By: Lori Thomas
During these dark cold days of January, vegetable gardening seems months away. That is true for summer vegetables like squash and corn and peppers that need the warming soil and brighter sunlight of May to emerge and thrive. However, January is the time to start planning for cool-season vegetables.
My Favorite Cool-Season Crop? Onions!
Actually, onions are the only cool-season crop I grow with abundant success, though it wasn’t that way in the beginning. My first couple of attempts resulted in beautiful green onion tops, but no onion bulbs. “How can that be?” I thought to myself. Onions are the state vegetable of Georgia. Vidalia Onions are shipped all over the country (and world). Surely, I can grow onions in north Georgia. I researched onions and discovered the tricks to getting a good crop, and now I am like an evangelical prophet, preaching the good news of onions far and wide so that gardeners all across north Georgia can enjoy their own home-grown onions.
You might ask, “Why should I grow onions?
They are cheap and plentiful in the grocery store.” The answer to that question is the same as the answer to the question, “Why should I grow tomatoes.” Freshly harvested onions taste better than store-bought onions.
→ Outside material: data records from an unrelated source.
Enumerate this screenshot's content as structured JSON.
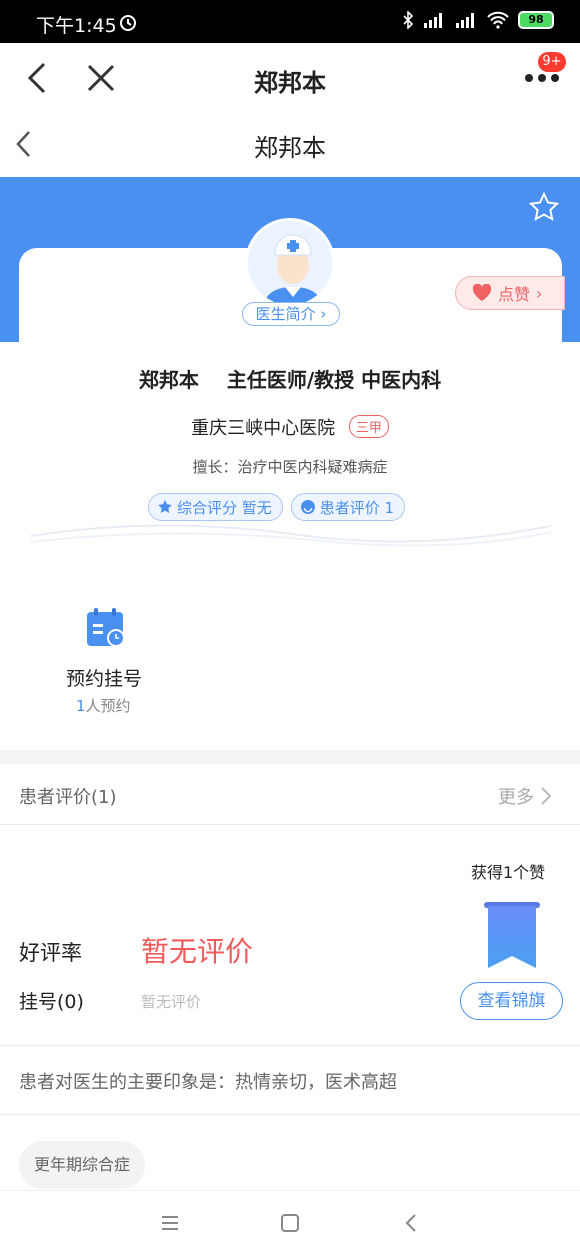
{
  "status_bar": {
    "time": "下午1:45",
    "battery": "98"
  },
  "top_nav": {
    "title": "郑邦本",
    "badge": "9+"
  },
  "sub_nav": {
    "title": "郑邦本"
  },
  "doctor": {
    "intro_label": "医生简介",
    "like_label": "点赞",
    "name": "郑邦本",
    "title_dept": "主任医师/教授 中医内科",
    "hospital": "重庆三峡中心医院",
    "hospital_level": "三甲",
    "skill": "擅长：治疗中医内科疑难病症",
    "chips": [
      "综合评分 暂无",
      "患者评价 1"
    ]
  },
  "appointment": {
    "label": "预约挂号",
    "count": "1",
    "count_suffix": "人预约"
  },
  "reviews": {
    "header": "患者评价(1)",
    "more": "更多",
    "likes": "获得1个赞",
    "good_rate_label": "好评率",
    "good_rate_value": "暂无评价",
    "register_label": "挂号(0)",
    "register_value": "暂无评价",
    "flag_button": "查看锦旗",
    "impression": "患者对医生的主要印象是：热情亲切，医术高超",
    "tags": [
      "更年期综合症"
    ]
  },
  "colors": {
    "accent": "#4a90f0",
    "danger": "#f05a5a"
  }
}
At least that is my opinion. Then there is the pride of growing your own food, and sharing it with family and friends. If you grow a row of onions, you will have plenty to share.
Because onions are a cold-season crop, you can extend your growing season and the productivity of your garden by growing onions. In Hall County, you put onion transplants in the ground in mid-to-late February, and harvest in late May through June. Onions can be planted into the same rows as later-planted summer crops. Last year I harvested my onions on June 27, added compost to the row, and planted my okra seeds into the same row on the same day. By August, I was picking okra pods, and by October, I begged my husband to pull up the okra because I already had a freezer full of gumbo made from the onions and okra that were harvested from the same row. You can plant onions between the spaces where you will put peppers or tomatoes. The onions will grow and be harvested before the tomato plants start growing wild. School children can plant onions in February and harvest an onion bulb to take home before the end of the school year.
So what is the key to a good onion harvest?
Answer: plant the right type of onions at the right time.
Onions are photoperiodic, meaning that their growth is dependent upon the length of daylight hours. In Hall County, you can grow short-day onions or intermediate-day onions. Onions can be grown from seed, sets, or transplants. If you want to grow onions from seed, you plant the seed in fall (September or October) and hope for favorable winter weather (not too hot or dry, not too cold or wet). Onion sets, on the other hand, are small hard onion bulblets that you may have seen in the big box stores. The problem with growing onions from bulblets is that you have to live north of the Mason-Dixon Line. Only long-day onions form sets, and our summer hours of daylight do not meet the minimum 14-16 hours each day required for long-day onions to form bulbs.
The easiest way to get a good onion crop is to plant onion transplants. An onion transplant is a seedling about the size of a pencil which looks similar to a green onion. The onion transplants are grown commercially in south Texas, then shipped in late winter to onion growers.
Here Are Some Pointers For How To Grow Onion Transplants
Detailed information about soil preparation, fertilizing, watering, and harvesting can be found at DixondaleFarms.com.
Select a site with full sun and good drainage
Soil should be loose; if growing in containers, at least 10” of soil
Plant outdoors mid to late February
Plant the transplant 1 inch deep into the soft soil, firming soil around the transplant so that it stands up. During the following days, check that transplants are still upright.
Plant 4 inches apart.
Do NOT plant too deep, or the onion will not bulb up!!!
Water, fertilize, and weed during growing season
In May/June, plant will bulb up. Can be eaten anytime.
Harvest in June when leaves start to brown and fall over
To store, allow leaves to shrink around neck after harvesting, and paper skin form around bulb, then cut off the dried leaves at the neck just above the bulb
Store in cool dark place; refrigeration will extend storage time